■ TASK DIRECTIONS ■
Could you please return each line of the data that has the word "value"?

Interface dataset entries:
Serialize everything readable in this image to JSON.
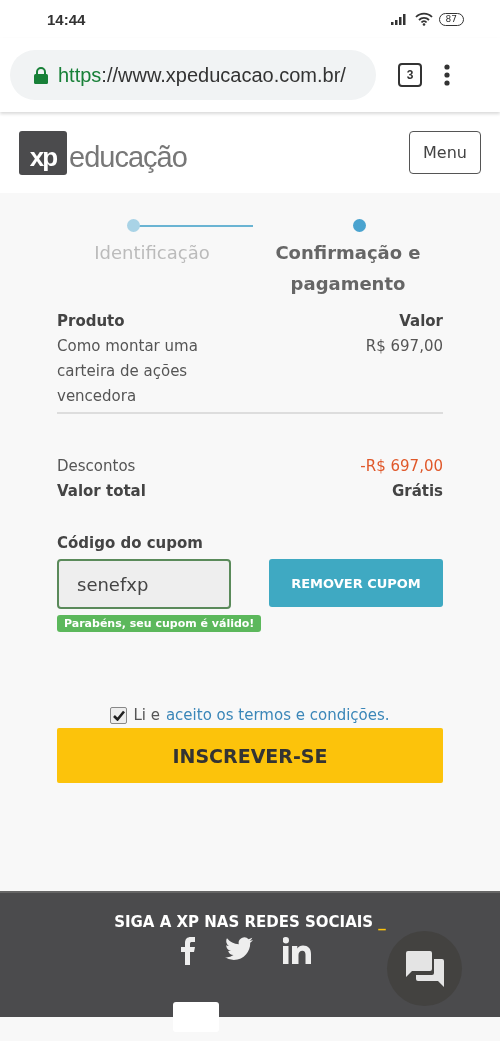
{
  "status_bar": {
    "time": "14:44",
    "battery": "87"
  },
  "browser": {
    "url_scheme": "https",
    "url_rest": "://www.xpeducacao.com.br/",
    "tab_count": "3"
  },
  "header": {
    "logo_mark": "xp",
    "logo_text": "educação",
    "menu_button": "Menu"
  },
  "steps": [
    {
      "label": "Identificação",
      "selected": false
    },
    {
      "label": "Confirmação e pagamento",
      "selected": true
    }
  ],
  "order": {
    "columns": [
      "Produto",
      "Valor"
    ],
    "product": "Como montar uma carteira de ações vencedora",
    "price": "R$ 697,00"
  },
  "summary": [
    {
      "label": "Descontos",
      "value": "-R$ 697,00",
      "kind": "discount"
    },
    {
      "label": "Valor total",
      "value": "Grátis",
      "kind": "total"
    }
  ],
  "coupon": {
    "label": "Código do cupom",
    "value": "senefxp",
    "button": "REMOVER CUPOM",
    "message": "Parabéns, seu cupom é válido!"
  },
  "terms": {
    "checked": true,
    "text": "Li e",
    "link": "aceito os termos e condições."
  },
  "submit_button": "INSCREVER-SE",
  "footer": {
    "title": "SIGA A XP NAS REDES SOCIAIS",
    "accent": "_"
  }
}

■ FINISHED TASK ■
      "value": "-R$ 697,00",
      "value": "Grátis",
    "value": "senefxp",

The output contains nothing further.